Do you smell that? It’s the smell of tempera paint, clay, a fresh pack of construction paper, and Elmer’s glue mixed with some misshapen waffles and the aroma of overpriced flowers. Ah…the smell of Mother’s Day.
Kids (and dads) everywhere are hustling to put final touches on homemade gifts. Reservations for brunch are being made. Men of the family are struggling to put together menus for family get-togethers that don’t consist solely of barbequed meat and beer. Gift certificates for manicures, pedicures, and massages are being bought at an alarming rate. Hallmark stock is likely skyrocketing.
I myself always look forward to seeing what my kids and husband cook up for me every Mother’s day, both literally and figuratively. But as a post my friend Maggie (check out her awesome blog at Perspectives Writing & Editing…little plug) made the other day on Facebook, it really does not take much to show us mothers some honest appreciation. I would be happy if my kids could just understand that I would give my life for them at any given second of any given day…and treat me accordingly as the unselfish and heroic queen that willingness to sacrifice proves me to be, bowing to my every wish and command. I guess breakfast in bed is nice, too.
But honestly, nothing my children could give me could ever match the gift I was given simply with their advents into my life: a true and pure understanding of unconditional love. Never have I ever been so angry or upset with my kids that I did not tiptoe myself into their rooms after they were asleep, whisper a kiss across their foreheads, and silently thank God for the dreaming little blessings before me. And it will always be that way. I know that because the moment my oldest child came to be and I was able to feel that unconditional love stirring within me was also the moment I understood, for the very first time, just how much I was loved by someone else. For me, it took becoming a mother to know the depths of my own mother’s love for me. To look at my daughter and my son, to feel my adoration without horizons for them, and to realize I am the source of that same feeling in someone else…well…that is a beautiful revelation.
I think those of us especially with young children get wrapped up in Mother’s Day being “ours.” We are now a part of that sacred female community, and we feel a bit entitled to a day where we get a pat on the back for surviving sleep deprivation, temper tantrums, and assaults of various disgusting messes and smells.
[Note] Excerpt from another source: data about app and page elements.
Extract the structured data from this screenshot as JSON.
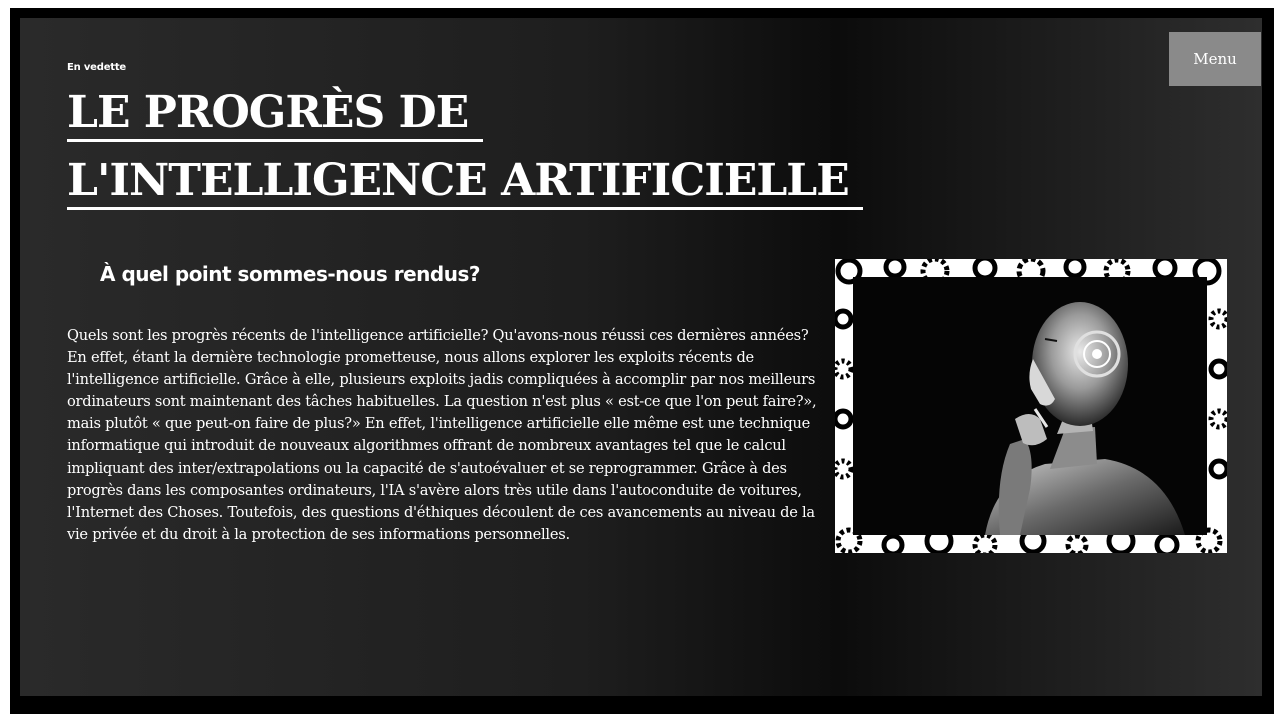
{
  "header": {
    "featured_label": "En vedette",
    "title_line1": "LE PROGRÈS DE ",
    "title_line2": "L'INTELLIGENCE ARTIFICIELLE "
  },
  "nav": {
    "menu_label": "Menu"
  },
  "article": {
    "subheading": "À quel point sommes-nous rendus?",
    "paragraph_intro": "Quels sont les progrès récents de l'intelligence artificielle? Qu'avons-nous réussi ces dernières années?",
    "paragraph_body": "En effet, étant la dernière technologie prometteuse, nous allons explorer les exploits récents de l'intelligence artificielle. Grâce à elle, plusieurs exploits jadis compliquées à accomplir par nos meilleurs ordinateurs sont maintenant des tâches habituelles. La question n'est plus « est-ce que l'on peut faire?», mais plutôt « que peut-on faire de plus?» En effet, l'intelligence artificielle elle même est une technique informatique qui introduit de nouveaux algorithmes offrant de nombreux avantages tel que le calcul impliquant des inter/extrapolations ou la capacité de s'autoévaluer et se reprogrammer. Grâce à des progrès dans les composantes ordinateurs, l'IA s'avère alors très utile dans l'autoconduite de voitures, l'Internet des Choses. Toutefois, des questions d'éthiques découlent de ces avancements au niveau de la vie privée et du droit à la protection de ses informations personnelles."
  },
  "image": {
    "subject": "humanoid-robot-thinking",
    "frame_pattern": "gears"
  },
  "colors": {
    "frame": "#000000",
    "panel": "#1e1e1e",
    "menu_button": "#8a8a8a",
    "text": "#ffffff"
  }
}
But when you get those adorable cards with crayon lettering, framed handprints, and handmade beaded necklaces that you will sentimentally treasure for the rest of your days, just remember that somewhere in a box or a closet in the house you grew up in, your mother has packed away all those little things you made for her. And now, you will understand why.
Happy Mother’s Day, especially to my mom. I love you.
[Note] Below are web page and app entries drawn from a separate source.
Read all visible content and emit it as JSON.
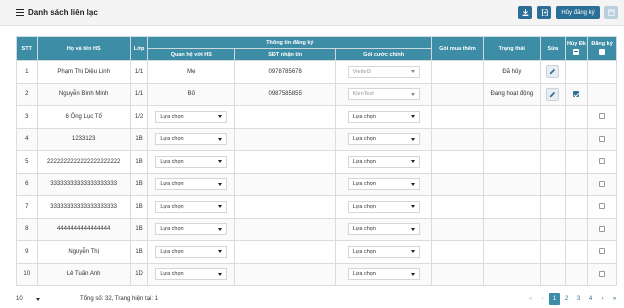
{
  "header": {
    "title": "Danh sách liên lạc",
    "buttons": {
      "cancel_label": "Hủy đăng ký"
    }
  },
  "table": {
    "headers": {
      "stt": "STT",
      "name": "Họ và tên HS",
      "class": "Lớp",
      "group": "Thông tin đăng ký",
      "relation": "Quan hệ với HS",
      "phone": "SĐT nhận tin",
      "package": "Gói cước chính",
      "extra": "Gói mua thêm",
      "status": "Trạng thái",
      "edit": "Sửa",
      "cancel": "Hủy Đk",
      "register": "Đăng ký"
    },
    "rows": [
      {
        "stt": "1",
        "name": "Phạm Thị Diệu Linh",
        "class": "1/1",
        "relation": "Mẹ",
        "phone": "0978785678",
        "package": "Viettel3",
        "status": "Đã hủy",
        "edit": true,
        "cancel": "",
        "register": ""
      },
      {
        "stt": "2",
        "name": "Nguyễn Bình Minh",
        "class": "1/1",
        "relation": "Bố",
        "phone": "0987585855",
        "package": "KienTest",
        "status": "Đang hoạt động",
        "edit": true,
        "cancel": "checked",
        "register": ""
      },
      {
        "stt": "3",
        "name": "6 Ông Lục Tổ",
        "class": "1/2",
        "relation_select": "Lựa chọn",
        "package_select": "Lựa chọn",
        "register": "box"
      },
      {
        "stt": "4",
        "name": "1233123",
        "class": "1B",
        "relation_select": "Lựa chọn",
        "package_select": "Lựa chọn",
        "register": "box"
      },
      {
        "stt": "5",
        "name": "2222222222222222222222",
        "class": "1B",
        "relation_select": "Lựa chọn",
        "package_select": "Lựa chọn",
        "register": "box"
      },
      {
        "stt": "6",
        "name": "33333333333333333333",
        "class": "1B",
        "relation_select": "Lựa chọn",
        "package_select": "Lựa chọn",
        "register": "box"
      },
      {
        "stt": "7",
        "name": "33333333333333333333",
        "class": "1B",
        "relation_select": "Lựa chọn",
        "package_select": "Lựa chọn",
        "register": "box"
      },
      {
        "stt": "8",
        "name": "4444444444444444",
        "class": "1B",
        "relation_select": "Lựa chọn",
        "package_select": "Lựa chọn",
        "register": "box"
      },
      {
        "stt": "9",
        "name": "Nguyễn Thị",
        "class": "1B",
        "relation_select": "Lựa chọn",
        "package_select": "Lựa chọn",
        "register": "box"
      },
      {
        "stt": "10",
        "name": "Lê Tuấn Anh",
        "class": "1D",
        "relation_select": "Lựa chọn",
        "package_select": "Lựa chọn",
        "register": "box"
      }
    ]
  },
  "footer": {
    "page_size": "10",
    "summary": "Tổng số: 32, Trang hiện tại: 1",
    "pages": [
      "1",
      "2",
      "3",
      "4"
    ],
    "current_page": "1"
  },
  "colors": {
    "header_bg": "#3e8da7",
    "button_bg": "#2b6f96"
  }
}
(P.S. Mom, you just said the other day that you told someone, “Her blog will make you laugh…and cry.” Well, I’m guessing the tissues are out on this one. Sorry.)
2 thoughts on “The Greatest Mother’s Day Gift”
Definitely hit that one square on Kelly…I have a box downstairs filled with special cards, etc. that I got from little hands! Being a Mom, no better in the world!
I would expect nothing less, Anne!!